Task to complete: Return all the entries below exactly, except for the images they hold.

Website and app data records
------------------------------------------------

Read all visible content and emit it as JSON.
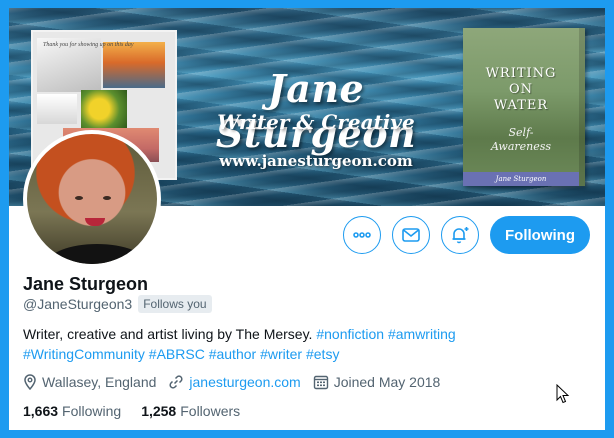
{
  "banner": {
    "title": "Jane Sturgeon",
    "subtitle": "Writer & Creative",
    "url": "www.janesturgeon.com",
    "collage_caption": "Thank you for showing up on this day",
    "book": {
      "title_line1": "WRITING",
      "title_line2": "ON",
      "title_line3": "WATER",
      "subtitle_line1": "Self-",
      "subtitle_line2": "Awareness",
      "author": "Jane Sturgeon"
    }
  },
  "actions": {
    "more_icon": "more-dots-icon",
    "message_icon": "envelope-icon",
    "notify_icon": "bell-plus-icon",
    "follow_label": "Following"
  },
  "profile": {
    "name": "Jane Sturgeon",
    "handle": "@JaneSturgeon3",
    "follows_you": "Follows you",
    "bio_text": "Writer, creative and artist living by The Mersey.",
    "bio_hashtags_line1": [
      "#nonfiction",
      "#amwriting"
    ],
    "bio_hashtags_line2": [
      "#WritingCommunity",
      "#ABRSC",
      "#author",
      "#writer",
      "#etsy"
    ],
    "location": "Wallasey, England",
    "website": "janesturgeon.com",
    "joined": "Joined May 2018",
    "following_count": "1,663",
    "following_label": "Following",
    "followers_count": "1,258",
    "followers_label": "Followers"
  },
  "colors": {
    "accent": "#1d9bf0",
    "page_bg": "#1d9bf0",
    "text_primary": "#0f1419",
    "text_secondary": "#536471"
  }
}
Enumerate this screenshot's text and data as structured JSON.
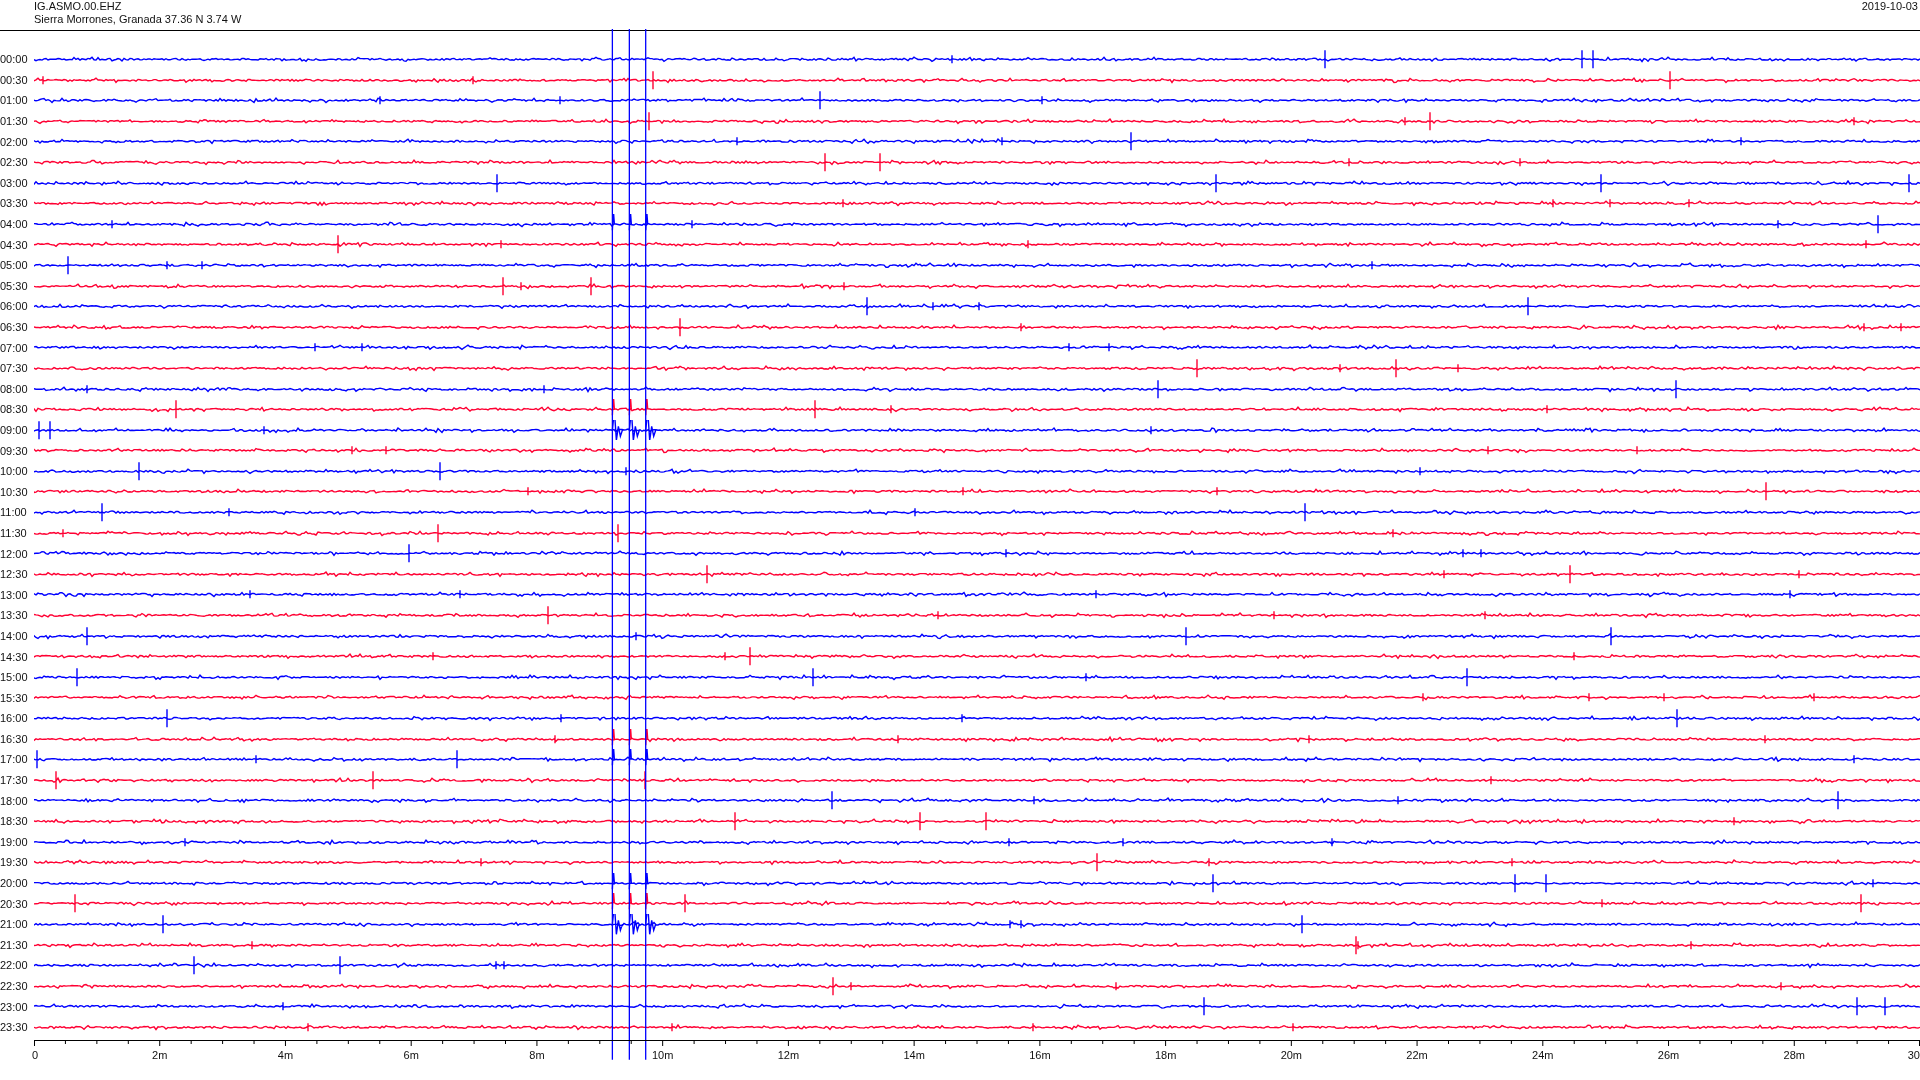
{
  "header": {
    "channel": "IG.ASMO.00.EHZ",
    "location": "Sierra Morrones, Granada  37.36 N 3.74 W",
    "date": "2019-10-03"
  },
  "rows": [
    {
      "label": "00:00",
      "color": "#0000ff"
    },
    {
      "label": "00:30",
      "color": "#ff0033"
    },
    {
      "label": "01:00",
      "color": "#0000ff"
    },
    {
      "label": "01:30",
      "color": "#ff0033"
    },
    {
      "label": "02:00",
      "color": "#0000ff"
    },
    {
      "label": "02:30",
      "color": "#ff0033"
    },
    {
      "label": "03:00",
      "color": "#0000ff"
    },
    {
      "label": "03:30",
      "color": "#ff0033"
    },
    {
      "label": "04:00",
      "color": "#0000ff"
    },
    {
      "label": "04:30",
      "color": "#ff0033"
    },
    {
      "label": "05:00",
      "color": "#0000ff"
    },
    {
      "label": "05:30",
      "color": "#ff0033"
    },
    {
      "label": "06:00",
      "color": "#0000ff"
    },
    {
      "label": "06:30",
      "color": "#ff0033"
    },
    {
      "label": "07:00",
      "color": "#0000ff"
    },
    {
      "label": "07:30",
      "color": "#ff0033"
    },
    {
      "label": "08:00",
      "color": "#0000ff"
    },
    {
      "label": "08:30",
      "color": "#ff0033"
    },
    {
      "label": "09:00",
      "color": "#0000ff"
    },
    {
      "label": "09:30",
      "color": "#ff0033"
    },
    {
      "label": "10:00",
      "color": "#0000ff"
    },
    {
      "label": "10:30",
      "color": "#ff0033"
    },
    {
      "label": "11:00",
      "color": "#0000ff"
    },
    {
      "label": "11:30",
      "color": "#ff0033"
    },
    {
      "label": "12:00",
      "color": "#0000ff"
    },
    {
      "label": "12:30",
      "color": "#ff0033"
    },
    {
      "label": "13:00",
      "color": "#0000ff"
    },
    {
      "label": "13:30",
      "color": "#ff0033"
    },
    {
      "label": "14:00",
      "color": "#0000ff"
    },
    {
      "label": "14:30",
      "color": "#ff0033"
    },
    {
      "label": "15:00",
      "color": "#0000ff"
    },
    {
      "label": "15:30",
      "color": "#ff0033"
    },
    {
      "label": "16:00",
      "color": "#0000ff"
    },
    {
      "label": "16:30",
      "color": "#ff0033"
    },
    {
      "label": "17:00",
      "color": "#0000ff"
    },
    {
      "label": "17:30",
      "color": "#ff0033"
    },
    {
      "label": "18:00",
      "color": "#0000ff"
    },
    {
      "label": "18:30",
      "color": "#ff0033"
    },
    {
      "label": "19:00",
      "color": "#0000ff"
    },
    {
      "label": "19:30",
      "color": "#ff0033"
    },
    {
      "label": "20:00",
      "color": "#0000ff"
    },
    {
      "label": "20:30",
      "color": "#ff0033"
    },
    {
      "label": "21:00",
      "color": "#0000ff"
    },
    {
      "label": "21:30",
      "color": "#ff0033"
    },
    {
      "label": "22:00",
      "color": "#0000ff"
    },
    {
      "label": "22:30",
      "color": "#ff0033"
    },
    {
      "label": "23:00",
      "color": "#0000ff"
    },
    {
      "label": "23:30",
      "color": "#ff0033"
    }
  ],
  "x_axis": {
    "labels": [
      "0",
      "2m",
      "4m",
      "6m",
      "8m",
      "10m",
      "12m",
      "14m",
      "16m",
      "18m",
      "20m",
      "22m",
      "24m",
      "26m",
      "28m",
      "30"
    ]
  }
}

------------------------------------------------

Solution to the exercise:
Read all visible content and emit it as JSON.
{
  "banner": {
    "title": "Jane Sturgeon",
    "subtitle": "Writer & Creative",
    "url": "www.janesturgeon.com",
    "collage_caption": "Thank you for showing up on this day",
    "book": {
      "title_line1": "WRITING",
      "title_line2": "ON",
      "title_line3": "WATER",
      "subtitle_line1": "Self-",
      "subtitle_line2": "Awareness",
      "author": "Jane Sturgeon"
    }
  },
  "actions": {
    "more_icon": "more-dots-icon",
    "message_icon": "envelope-icon",
    "notify_icon": "bell-plus-icon",
    "follow_label": "Following"
  },
  "profile": {
    "name": "Jane Sturgeon",
    "handle": "@JaneSturgeon3",
    "follows_you": "Follows you",
    "bio_text": "Writer, creative and artist living by The Mersey.",
    "bio_hashtags_line1": [
      "#nonfiction",
      "#amwriting"
    ],
    "bio_hashtags_line2": [
      "#WritingCommunity",
      "#ABRSC",
      "#author",
      "#writer",
      "#etsy"
    ],
    "location": "Wallasey, England",
    "website": "janesturgeon.com",
    "joined": "Joined May 2018",
    "following_count": "1,663",
    "following_label": "Following",
    "followers_count": "1,258",
    "followers_label": "Followers"
  },
  "colors": {
    "accent": "#1d9bf0",
    "page_bg": "#1d9bf0",
    "text_primary": "#0f1419",
    "text_secondary": "#536471"
  }
}
Enumerate this screenshot's text and data as structured JSON.
{
  "header": {
    "channel": "IG.ASMO.00.EHZ",
    "location": "Sierra Morrones, Granada  37.36 N 3.74 W",
    "date": "2019-10-03"
  },
  "rows": [
    {
      "label": "00:00",
      "color": "#0000ff"
    },
    {
      "label": "00:30",
      "color": "#ff0033"
    },
    {
      "label": "01:00",
      "color": "#0000ff"
    },
    {
      "label": "01:30",
      "color": "#ff0033"
    },
    {
      "label": "02:00",
      "color": "#0000ff"
    },
    {
      "label": "02:30",
      "color": "#ff0033"
    },
    {
      "label": "03:00",
      "color": "#0000ff"
    },
    {
      "label": "03:30",
      "color": "#ff0033"
    },
    {
      "label": "04:00",
      "color": "#0000ff"
    },
    {
      "label": "04:30",
      "color": "#ff0033"
    },
    {
      "label": "05:00",
      "color": "#0000ff"
    },
    {
      "label": "05:30",
      "color": "#ff0033"
    },
    {
      "label": "06:00",
      "color": "#0000ff"
    },
    {
      "label": "06:30",
      "color": "#ff0033"
    },
    {
      "label": "07:00",
      "color": "#0000ff"
    },
    {
      "label": "07:30",
      "color": "#ff0033"
    },
    {
      "label": "08:00",
      "color": "#0000ff"
    },
    {
      "label": "08:30",
      "color": "#ff0033"
    },
    {
      "label": "09:00",
      "color": "#0000ff"
    },
    {
      "label": "09:30",
      "color": "#ff0033"
    },
    {
      "label": "10:00",
      "color": "#0000ff"
    },
    {
      "label": "10:30",
      "color": "#ff0033"
    },
    {
      "label": "11:00",
      "color": "#0000ff"
    },
    {
      "label": "11:30",
      "color": "#ff0033"
    },
    {
      "label": "12:00",
      "color": "#0000ff"
    },
    {
      "label": "12:30",
      "color": "#ff0033"
    },
    {
      "label": "13:00",
      "color": "#0000ff"
    },
    {
      "label": "13:30",
      "color": "#ff0033"
    },
    {
      "label": "14:00",
      "color": "#0000ff"
    },
    {
      "label": "14:30",
      "color": "#ff0033"
    },
    {
      "label": "15:00",
      "color": "#0000ff"
    },
    {
      "label": "15:30",
      "color": "#ff0033"
    },
    {
      "label": "16:00",
      "color": "#0000ff"
    },
    {
      "label": "16:30",
      "color": "#ff0033"
    },
    {
      "label": "17:00",
      "color": "#0000ff"
    },
    {
      "label": "17:30",
      "color": "#ff0033"
    },
    {
      "label": "18:00",
      "color": "#0000ff"
    },
    {
      "label": "18:30",
      "color": "#ff0033"
    },
    {
      "label": "19:00",
      "color": "#0000ff"
    },
    {
      "label": "19:30",
      "color": "#ff0033"
    },
    {
      "label": "20:00",
      "color": "#0000ff"
    },
    {
      "label": "20:30",
      "color": "#ff0033"
    },
    {
      "label": "21:00",
      "color": "#0000ff"
    },
    {
      "label": "21:30",
      "color": "#ff0033"
    },
    {
      "label": "22:00",
      "color": "#0000ff"
    },
    {
      "label": "22:30",
      "color": "#ff0033"
    },
    {
      "label": "23:00",
      "color": "#0000ff"
    },
    {
      "label": "23:30",
      "color": "#ff0033"
    }
  ],
  "x_axis": {
    "labels": [
      "0",
      "2m",
      "4m",
      "6m",
      "8m",
      "10m",
      "12m",
      "14m",
      "16m",
      "18m",
      "20m",
      "22m",
      "24m",
      "26m",
      "28m",
      "30"
    ]
  }
}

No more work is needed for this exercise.